BARCELONA — What do you get when two powerful industries that are used to calling their own shots but are unfamiliar with each other try to chase $50 billion together?
According to the chief creative officer of reality TV trendsetter and “Big Brother” creators Endemol: A prickly crossbreeding rodent.
And yet that’s what the entertainment biz and mobile carriers are attempting.
“When you make love with a porcupine, you approach things cautiously,” Endemol’s Peter Bazalgette said last week. He was speaking at the mobile industry’s biggest annual conclave, the 3GSM World Congress running Feb. 13-16, where the mobile entertainment theme took centerstage among the 50,000 showgoers. Speaker after speaker referred to the $50 billion that mobile entertainment could generate by 2010, if only the studios and carriers could figure out how to share it.
Clearly, the entertainment biz wants to get the mobile show going. Hollywood, TV and the record labels came here in droves to let the world know that they want to entertain people on the ubiquitous cellphone, of which there are roughly 2 billion in the world, growing to 3 billion in a few years time, according to estimates.
Execs from Disney, Warner Bros., Fox, Endemol, MTV, “Idol” producers Fremantle, Rupert Murdoch’s Brit satcaster BSkyB, Sony BMG, Universal Music and EMI Music all came here to spread their mobile message.
But the big question is exactly how the cellular carriers will work together and share the $50 billion pie with Hollywood et al.

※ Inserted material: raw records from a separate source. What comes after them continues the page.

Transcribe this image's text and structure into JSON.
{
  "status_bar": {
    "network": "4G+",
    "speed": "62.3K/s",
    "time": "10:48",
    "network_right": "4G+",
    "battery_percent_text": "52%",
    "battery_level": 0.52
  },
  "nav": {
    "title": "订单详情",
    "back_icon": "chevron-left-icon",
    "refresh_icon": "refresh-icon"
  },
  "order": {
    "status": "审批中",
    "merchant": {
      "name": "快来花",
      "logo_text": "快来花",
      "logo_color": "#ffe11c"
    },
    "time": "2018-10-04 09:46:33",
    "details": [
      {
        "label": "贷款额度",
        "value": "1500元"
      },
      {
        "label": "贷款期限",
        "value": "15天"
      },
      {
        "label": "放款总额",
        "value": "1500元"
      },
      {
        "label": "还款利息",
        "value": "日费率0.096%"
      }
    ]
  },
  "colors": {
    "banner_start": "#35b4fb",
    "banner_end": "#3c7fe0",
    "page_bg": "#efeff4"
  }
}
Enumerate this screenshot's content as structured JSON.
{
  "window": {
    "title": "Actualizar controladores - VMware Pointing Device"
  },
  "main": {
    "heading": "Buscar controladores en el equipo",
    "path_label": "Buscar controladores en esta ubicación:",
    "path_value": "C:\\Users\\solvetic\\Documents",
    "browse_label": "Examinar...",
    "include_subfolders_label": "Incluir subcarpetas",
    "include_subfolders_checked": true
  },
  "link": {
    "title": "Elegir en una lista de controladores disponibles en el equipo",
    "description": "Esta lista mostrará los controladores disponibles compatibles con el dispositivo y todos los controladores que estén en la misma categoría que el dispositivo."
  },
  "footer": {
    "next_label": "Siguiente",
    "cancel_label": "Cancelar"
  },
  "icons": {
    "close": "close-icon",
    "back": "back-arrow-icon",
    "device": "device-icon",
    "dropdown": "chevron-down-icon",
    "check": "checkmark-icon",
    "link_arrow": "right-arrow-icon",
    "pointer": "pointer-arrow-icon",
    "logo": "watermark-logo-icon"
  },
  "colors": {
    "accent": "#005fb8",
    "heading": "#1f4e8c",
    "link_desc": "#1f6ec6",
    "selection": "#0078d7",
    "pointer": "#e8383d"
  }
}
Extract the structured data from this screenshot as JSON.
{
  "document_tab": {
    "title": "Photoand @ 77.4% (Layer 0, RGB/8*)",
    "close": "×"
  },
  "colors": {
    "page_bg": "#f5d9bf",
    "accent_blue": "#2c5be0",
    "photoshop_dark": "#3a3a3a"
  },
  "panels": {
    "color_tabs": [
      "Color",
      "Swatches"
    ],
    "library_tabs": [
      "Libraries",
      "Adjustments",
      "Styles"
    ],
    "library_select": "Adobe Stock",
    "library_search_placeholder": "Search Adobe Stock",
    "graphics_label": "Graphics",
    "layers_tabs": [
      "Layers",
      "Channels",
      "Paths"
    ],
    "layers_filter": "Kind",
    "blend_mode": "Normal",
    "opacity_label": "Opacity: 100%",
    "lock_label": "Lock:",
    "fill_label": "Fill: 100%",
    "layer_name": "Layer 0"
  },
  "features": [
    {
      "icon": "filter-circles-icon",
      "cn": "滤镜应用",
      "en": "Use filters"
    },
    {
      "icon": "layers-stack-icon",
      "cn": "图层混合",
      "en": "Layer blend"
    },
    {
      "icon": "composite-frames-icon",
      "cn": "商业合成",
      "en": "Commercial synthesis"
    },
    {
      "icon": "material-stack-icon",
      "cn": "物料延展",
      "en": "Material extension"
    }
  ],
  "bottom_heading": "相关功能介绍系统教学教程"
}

As Gary Carter, chief creative officer at Fremantle put it, “I’m not always sure we have the language to understand each other.”
One thing cell carriers and content providers do understand, though, is that each side brings a swagger that doesn’t always go down so well with the other. Mobile operators are, after all, dealing from strength. They own about 2 billion cellphone customers around the world, which is roughly double the number of TV households on the planet.
With that kind of clout, “some of them have a slight whiff of Hollywood about them,” Bazalgette told Variety.During one mobile media panel session, Graeme Ferguson, who heads global content for U.K.-based Vodafone — the second-largest operator in the world and partners in the U.S. in Verizon — shot back that the big media companies “are an equally arrogant batch.” He faulted them with having taken too long to come to the mobile table.
A number of issues were eating entertainment companies. Among them: they’re not always happy with the 40%-to-60% revenue share they get when they sell through an operator’s “portal” or “deck” — prepackaged services such as Verizon’s Vcast and Vodafonelive.
For TV makers accustomed to selling programming at a markup to broadcasters, the revenue-sharing approach is unfamiliar and can make them queasy. They often say consumers have trouble understanding confusing and expensive carrier pricing. TV execs were calling last week for advertisers to join the mobile TV race to help lower the price to consumers.
Some complain carriers can make it difficult for consumers to find content by giving it a bottom-shelf position in the portal, and that portal services are hard to use.
“Some of the operators are challenged in their ability to run their own portals,” says Attila Gazdag, European managing director for Walt Disney Internet Group.
Others say carriers don’t do enough to market individual programs, don’t share enough information about user trends, don’t tailor their handsets enough to enhance the creative possibilities of the phone.
“The real prize for the mobile is to treat it as a medium in its own right,” Bazalgette says.
Endemol has created a mobile division dedicated to making shows only for the cellphone, including a series called “Extreme Reality.”
Although mobile operators have a grip on the cellular customer base, media companies made clear at 3GSM that they are also finding other ways to get their songs and shows onto cellphones. As mobile Internet browsing improves, and as Internet companies like Google and Yahoo! start making it easier to find things outside operator portals, some of them plan to build their own mobile sites.
Warner Bros. will launch such a site within the next six months, says Justin Richardson, the company’s London-based director of European business development for wireless. The move coincides with plans to make available material from Warner TV offerings, and in some cases, to even offer full-length films to the mobile user.
“Eventually, we want consumers to be able to search on their own and find ‘Looney Tunes’ or ‘Batman,’ ” says Richardson. “We don’t want them necessarily to go through an operator.”
By putting the material on its own site, Warner also gains “the ability to control the editorial environment to a greater extent,” he says.
There are many other routes around operator portals. Some like Disney, are launching their own mobile networks.
And outside the U.S., media companies are distributing material via text messaging using “short codes” advertised on TV and magazines. That method has been popular for games and ringtones, but is expected to play a role in music and video as well.
“It’s about distribution choice,” says Ted Cohen, senior veep for EMI Music. “If it’s through an operator portal, great, but if it’s from the back of a magazine, that’s great too.”
Media companies are also closely watching the emergence of broadcast technologies that will allow them to transmit programs to phones over broadcast airwaves rather than mobile networks.”We’re all trying to stake our claims,” says Sanjiv Ahuja, the boss of pan-European cellular carrier Orange, which is part of France Telecom. “May the best player win.”